We feel we have addressed every point, including safety for oil spills, in the aforementioned manual. But we would sincerely appreciate your agency's review and comments on this manual.

While oil spills do not fall under your agencies guidelines as hazardous materials, we feel safety is a major concern. Beach clean up activities, operations in compartments aboard tankers and on barges and safety concerns for deployment of oil boom with boats, and skimmer operations.

Each student will receive three days classroom training, and two days hands on. Safety will be stressed throughout this training. During the beach cleanup on the Tampa Bay Oil Spill last August, there were 114 injuries, illness or accidents on St. Petersburg Beach. The majority of these incidents were directly due to the lack of proper training. As the Safety Coordinator for this cleanup, we established the best safety provisions possible. Yet, accidents, injuries and illness took place. I did make a comprehensive study as to the cause of the large number of, incidents which took place over a three week period, and the result was overwhelming. "LACK OF PROPER TRAINING".

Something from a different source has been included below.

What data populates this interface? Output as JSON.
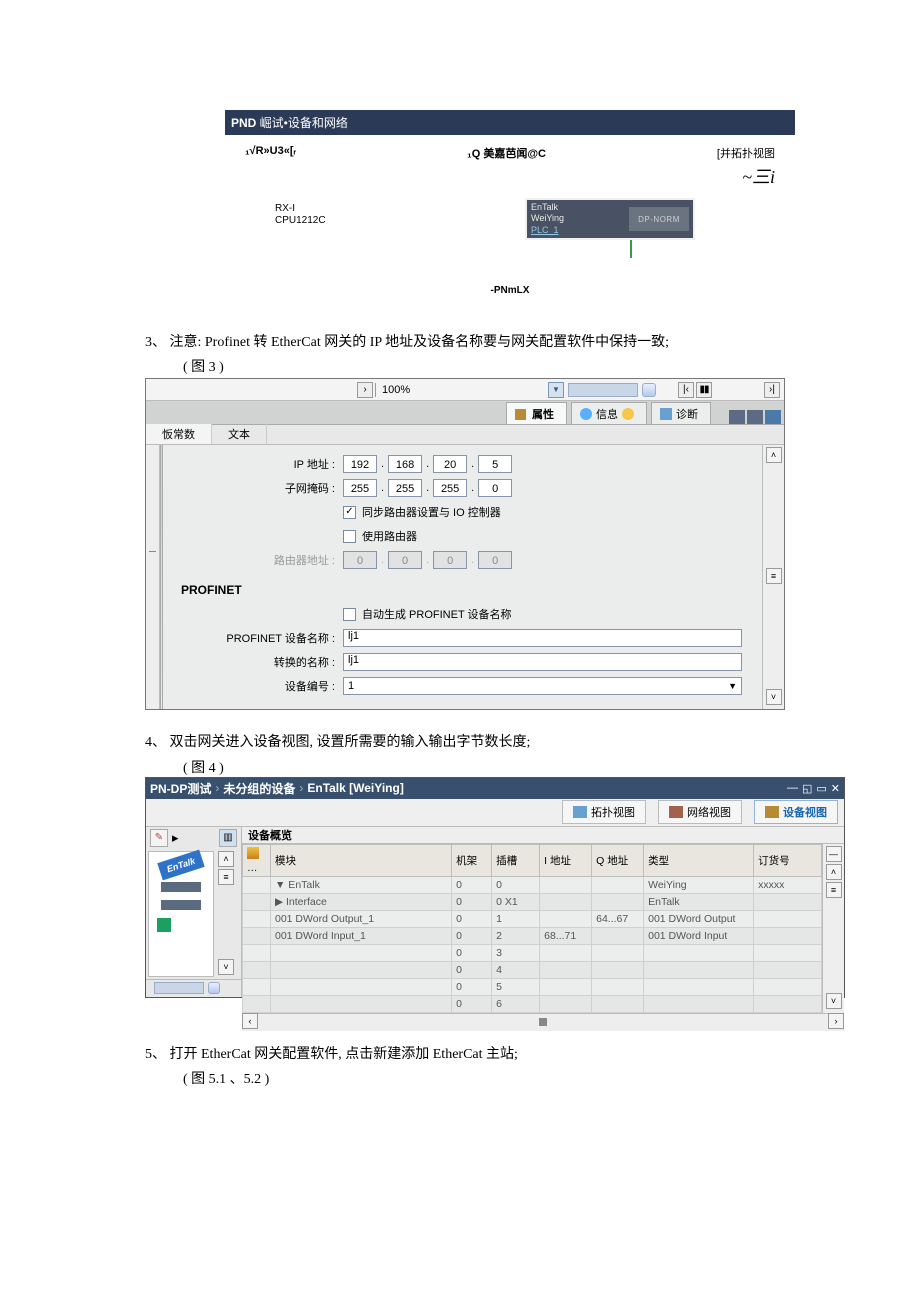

Your cooperation in this important program will be appreciated.

Sincerely,

Don A. Alberts Ph.D

encl: APA's Major Oil Spill and Safety Manual


Archive Notice - OSHA Archive

NOTICE: This is an OSHA Archive Document, and may no longer represent OSHA Policy. It is presented here as historical content, for research and review purposes only.


Standard Interpretations - Table of Contents Standard Interpretations - (Archived) Table of Contents